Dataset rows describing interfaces
**********
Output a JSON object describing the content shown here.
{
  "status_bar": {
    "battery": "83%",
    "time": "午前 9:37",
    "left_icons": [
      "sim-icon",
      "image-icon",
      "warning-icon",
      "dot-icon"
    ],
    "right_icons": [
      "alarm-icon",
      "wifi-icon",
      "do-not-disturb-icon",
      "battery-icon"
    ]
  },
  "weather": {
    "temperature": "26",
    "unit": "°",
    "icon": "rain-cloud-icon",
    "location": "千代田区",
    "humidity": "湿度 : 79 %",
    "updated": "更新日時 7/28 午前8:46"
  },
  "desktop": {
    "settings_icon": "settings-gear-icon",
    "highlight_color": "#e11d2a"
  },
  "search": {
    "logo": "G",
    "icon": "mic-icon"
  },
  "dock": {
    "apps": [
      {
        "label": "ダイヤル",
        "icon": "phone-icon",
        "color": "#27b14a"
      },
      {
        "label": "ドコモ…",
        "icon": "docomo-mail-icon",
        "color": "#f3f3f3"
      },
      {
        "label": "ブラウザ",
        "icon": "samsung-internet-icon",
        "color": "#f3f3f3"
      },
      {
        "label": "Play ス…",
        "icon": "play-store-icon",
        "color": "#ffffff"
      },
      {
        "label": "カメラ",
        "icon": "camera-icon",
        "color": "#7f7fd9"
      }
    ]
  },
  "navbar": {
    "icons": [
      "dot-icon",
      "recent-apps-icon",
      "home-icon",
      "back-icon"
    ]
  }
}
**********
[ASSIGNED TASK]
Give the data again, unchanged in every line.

[RESPONSE FOR THIS EXERCISE]
Output a JSON object describing the content shown here.
{
  "status_bar": {
    "battery": "83%",
    "time": "午前 9:37",
    "left_icons": [
      "sim-icon",
      "image-icon",
      "warning-icon",
      "dot-icon"
    ],
    "right_icons": [
      "alarm-icon",
      "wifi-icon",
      "do-not-disturb-icon",
      "battery-icon"
    ]
  },
  "weather": {
    "temperature": "26",
    "unit": "°",
    "icon": "rain-cloud-icon",
    "location": "千代田区",
    "humidity": "湿度 : 79 %",
    "updated": "更新日時 7/28 午前8:46"
  },
  "desktop": {
    "settings_icon": "settings-gear-icon",
    "highlight_color": "#e11d2a"
  },
  "search": {
    "logo": "G",
    "icon": "mic-icon"
  },
  "dock": {
    "apps": [
      {
        "label": "ダイヤル",
        "icon": "phone-icon",
        "color": "#27b14a"
      },
      {
        "label": "ドコモ…",
        "icon": "docomo-mail-icon",
        "color": "#f3f3f3"
      },
      {
        "label": "ブラウザ",
        "icon": "samsung-internet-icon",
        "color": "#f3f3f3"
      },
      {
        "label": "Play ス…",
        "icon": "play-store-icon",
        "color": "#ffffff"
      },
      {
        "label": "カメラ",
        "icon": "camera-icon",
        "color": "#7f7fd9"
      }
    ]
  },
  "navbar": {
    "icons": [
      "dot-icon",
      "recent-apps-icon",
      "home-icon",
      "back-icon"
    ]
  }
}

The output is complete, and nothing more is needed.